Wykład odbędzie się w poniedziałek, 27 marca, o godz. 15.30 na platformie Zoom. Link do spotkania.
Identyfikator spotkania: 922 6523 5434
Kod dostępu: 997918
dr Wojciech Kaftański
Suffering is perceived as inhibiting well-being in positive psychology; it should be minimized and, perhaps, eradicated from human life (Martin Seligman). Thus, we should either increase the frequency and the intensity of positive experiences that produce positive affects, or implement coping mechanisms that limit or mitigate the effects of suffering. This seems to a be a reasonable position: Being fearful, sad, and angry is not conducive to a well-lived life. Positive affects are context sensitive. Positive psychologists do not want us to feel delight when facing danger—we should experience fear as it informs us about threats we face. However, even when context sensitive, the optimal course of action is to increase positive affects and minimize if not eradicate negative ones.

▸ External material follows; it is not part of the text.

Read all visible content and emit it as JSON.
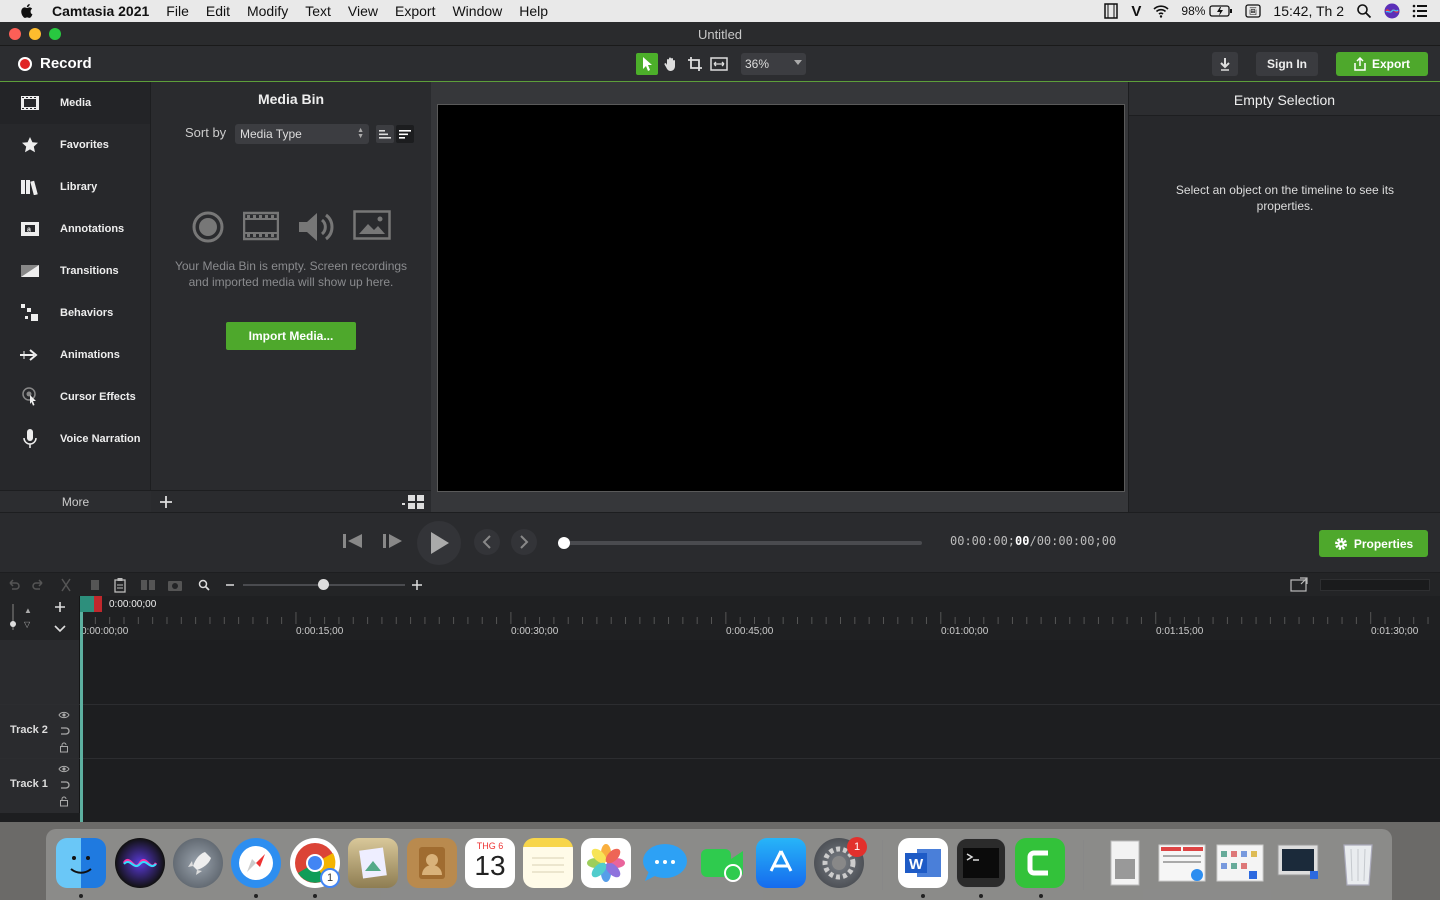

In response to positive psychology, it has been argued (Michael Brady) that suffering is important for well-being, as it allows us to cultivate virtuous dispositions that are “good” for their own sake and it can prepare us for future encounters with suffering. The argument in the background of this line of thought is that suffering is not good as such. Another position that argues for the role of suffering for human well-being is that suffering generates the experience of self-transcendence and other transformative experiences important for a meaningful life. Suffering allows us to recalibrate our perspective on the world, see ourselves as part of a larger picture, help us deal with toxic individualism and toxic positivity (Paul T. Wong). The argument here is that suffering keeps us in check. If we did not experience suffering, we would not be able to live balanced lives. Meaning-making is another perspective on suffering. Meaning-making is about strategic adjustment in the context of suffering that results from hardships. Meaning-making can be global and situational; it includes “meaning made” and “meaning-making efforts” (Crystal L. Park).
In this presentation I argue that suffering is important for well-being for 3 reasons. These reasons are tangentially close to but also coherent with some of the signaled perspectives on the role of suffering in well-being.

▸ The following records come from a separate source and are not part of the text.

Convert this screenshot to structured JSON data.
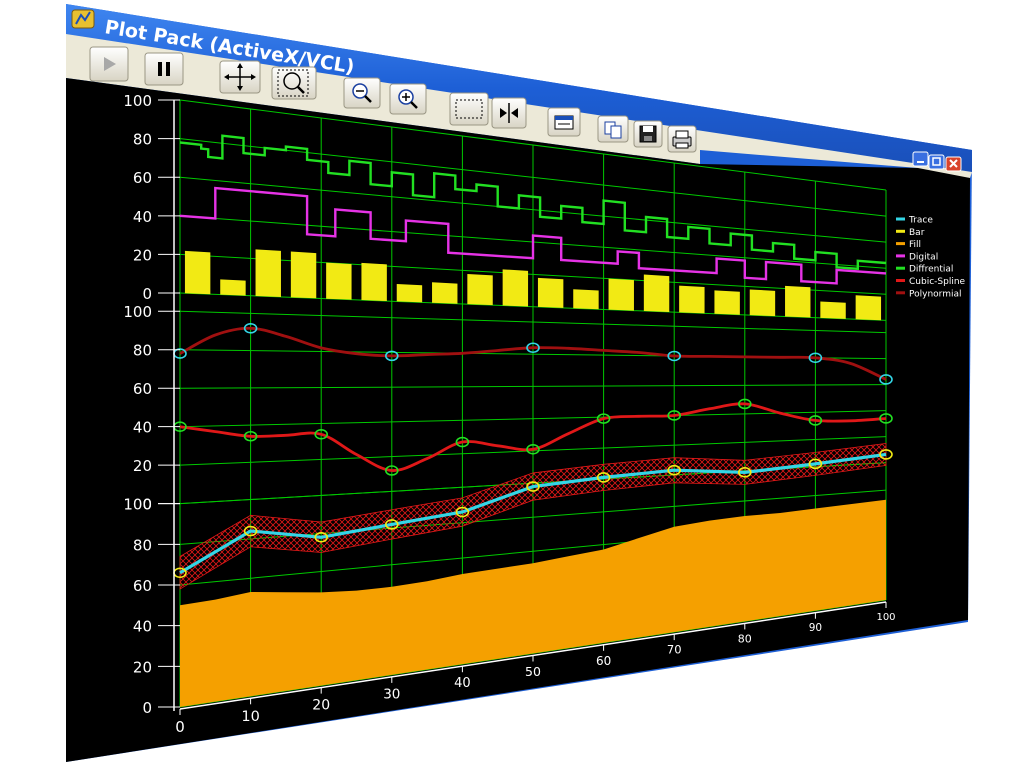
{
  "window": {
    "title": "Plot Pack (ActiveX/VCL)",
    "colors": {
      "titlebar": "#1d5fd6",
      "toolbar": "#ece9d8",
      "plot_bg": "#000000",
      "grid": "#00c800",
      "axis_text": "#ffffff",
      "window_buttons": "#3a6fe0",
      "close_button": "#d9442c"
    },
    "controls": [
      "minimize-icon",
      "maximize-icon",
      "close-icon"
    ]
  },
  "toolbar": {
    "buttons": [
      {
        "name": "play-button",
        "icon": "play-icon"
      },
      {
        "name": "pause-button",
        "icon": "pause-icon"
      },
      {
        "name": "pan-button",
        "icon": "move-icon"
      },
      {
        "name": "zoom-box-button",
        "icon": "zoom-box-icon"
      },
      {
        "name": "zoom-out-button",
        "icon": "zoom-out-icon"
      },
      {
        "name": "zoom-in-button",
        "icon": "zoom-in-icon"
      },
      {
        "name": "select-rect-button",
        "icon": "select-rect-icon"
      },
      {
        "name": "cursor-button",
        "icon": "cursor-split-icon"
      },
      {
        "name": "properties-button",
        "icon": "properties-icon"
      },
      {
        "name": "copy-button",
        "icon": "copy-icon"
      },
      {
        "name": "save-button",
        "icon": "save-icon"
      },
      {
        "name": "print-button",
        "icon": "print-icon"
      }
    ]
  },
  "legend": [
    {
      "label": "Trace",
      "color": "#33d6e6"
    },
    {
      "label": "Bar",
      "color": "#f2ea14"
    },
    {
      "label": "Fill",
      "color": "#f5a000"
    },
    {
      "label": "Digital",
      "color": "#e633e6"
    },
    {
      "label": "Diffrential",
      "color": "#22e022"
    },
    {
      "label": "Cubic-Spline",
      "color": "#e01818"
    },
    {
      "label": "Polynormial",
      "color": "#a01010"
    }
  ],
  "chart_data": {
    "type": "line",
    "x_ticks": [
      0,
      10,
      20,
      30,
      40,
      50,
      60,
      70,
      80,
      90,
      100
    ],
    "xlim": [
      0,
      100
    ],
    "grid": true,
    "legend_placement": "right",
    "panels": [
      {
        "name": "top",
        "ylim": [
          0,
          100
        ],
        "y_ticks": [
          0,
          20,
          40,
          60,
          80,
          100
        ],
        "series": [
          {
            "name": "Diffrential",
            "kind": "step",
            "color": "#22e022",
            "x": [
              0,
              3,
              4,
              6,
              9,
              12,
              15,
              18,
              21,
              24,
              27,
              30,
              33,
              36,
              39,
              42,
              45,
              48,
              51,
              54,
              57,
              60,
              63,
              66,
              69,
              72,
              75,
              78,
              81,
              84,
              87,
              90,
              93,
              96,
              100
            ],
            "y": [
              78,
              76,
              72,
              84,
              76,
              80,
              82,
              76,
              70,
              78,
              66,
              74,
              62,
              76,
              68,
              72,
              60,
              68,
              56,
              64,
              55,
              70,
              52,
              62,
              50,
              58,
              48,
              56,
              46,
              52,
              42,
              48,
              38,
              44,
              44
            ]
          },
          {
            "name": "Digital",
            "kind": "step",
            "color": "#e633e6",
            "x": [
              0,
              5,
              15,
              18,
              22,
              27,
              32,
              38,
              50,
              54,
              62,
              65,
              76,
              80,
              83,
              88,
              93,
              100
            ],
            "y": [
              40,
              56,
              56,
              35,
              50,
              35,
              47,
              30,
              44,
              30,
              38,
              28,
              38,
              26,
              38,
              26,
              36,
              36
            ]
          },
          {
            "name": "Bar",
            "kind": "bar",
            "color": "#f2ea14",
            "x": [
              2.5,
              7.5,
              12.5,
              17.5,
              22.5,
              27.5,
              32.5,
              37.5,
              42.5,
              47.5,
              52.5,
              57.5,
              62.5,
              67.5,
              72.5,
              77.5,
              82.5,
              87.5,
              92.5,
              97.5
            ],
            "y": [
              22,
              8,
              25,
              25,
              20,
              21,
              10,
              12,
              18,
              22,
              18,
              12,
              20,
              24,
              18,
              16,
              18,
              22,
              12,
              18
            ]
          }
        ]
      },
      {
        "name": "middle",
        "ylim": [
          0,
          100
        ],
        "y_ticks": [
          0,
          20,
          40,
          60,
          80,
          100
        ],
        "series": [
          {
            "name": "Polynormial",
            "kind": "curve",
            "color": "#a01010",
            "x": [
              0,
              5,
              10,
              15,
              20,
              25,
              30,
              35,
              40,
              45,
              50,
              55,
              60,
              65,
              70,
              75,
              80,
              85,
              90,
              95,
              100
            ],
            "y": [
              78,
              88,
              92,
              88,
              82,
              79,
              78,
              79,
              80,
              82,
              84,
              84,
              83,
              82,
              80,
              80,
              80,
              80,
              80,
              76,
              64
            ],
            "markers": {
              "color": "#33d6e6",
              "x": [
                0,
                10,
                30,
                50,
                70,
                90,
                100
              ],
              "y": [
                78,
                92,
                78,
                84,
                80,
                80,
                64
              ]
            }
          },
          {
            "name": "Cubic-Spline",
            "kind": "curve",
            "color": "#e01818",
            "x": [
              0,
              5,
              10,
              15,
              20,
              25,
              30,
              35,
              40,
              45,
              50,
              55,
              60,
              65,
              70,
              75,
              80,
              85,
              90,
              95,
              100
            ],
            "y": [
              40,
              37,
              34,
              34,
              34,
              22,
              12,
              18,
              27,
              24,
              21,
              30,
              39,
              40,
              40,
              44,
              47,
              40,
              34,
              33,
              34
            ],
            "markers": {
              "color": "#22e022",
              "x": [
                0,
                10,
                20,
                30,
                40,
                50,
                60,
                70,
                80,
                90,
                100
              ],
              "y": [
                40,
                34,
                34,
                12,
                27,
                21,
                39,
                40,
                47,
                34,
                34
              ]
            }
          }
        ]
      },
      {
        "name": "bottom",
        "ylim": [
          0,
          100
        ],
        "y_ticks": [
          0,
          20,
          40,
          60,
          80,
          100
        ],
        "series": [
          {
            "name": "Fill",
            "kind": "area",
            "color": "#f5a000",
            "x": [
              0,
              5,
              10,
              15,
              20,
              25,
              30,
              35,
              40,
              45,
              50,
              55,
              60,
              65,
              70,
              75,
              80,
              85,
              90,
              95,
              100
            ],
            "y": [
              50,
              51,
              53,
              51,
              49,
              48,
              48,
              49,
              51,
              52,
              53,
              55,
              57,
              62,
              67,
              69,
              70,
              70,
              71,
              72,
              73
            ]
          },
          {
            "name": "Trace",
            "kind": "line",
            "color": "#33d6e6",
            "x": [
              0,
              10,
              20,
              30,
              40,
              50,
              60,
              70,
              80,
              90,
              100
            ],
            "y": [
              66,
              84,
              78,
              82,
              86,
              98,
              101,
              103,
              99,
              102,
              106
            ],
            "band": {
              "color": "#e01818",
              "width": 8
            },
            "markers": {
              "color": "#f2ea14"
            }
          }
        ]
      }
    ]
  }
}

- Suffering is an important and ultimately ineliminable part of human life that results from a clash between the subjective dimension of human existence and the objectivity of the human condition and the world we inhabit.
- Suffering is entailed in the project of human becoming that is temporal in nature. Suffering results from our efforts to bring into harmony or constructive dialogue who we are today and who we see ourselves as being in the future. The tension between the two temporal dimensions of human life is the source of psychological-existential suffering essential to human development.
- Suffering allows individuals to consider opportunities for developing such well-being factors as meaning of life and authenticity. Importantly, these factors offer a promising perspective on a view of well-being that successfully integrates its subjective and objective dimensions in philosophy and psychology.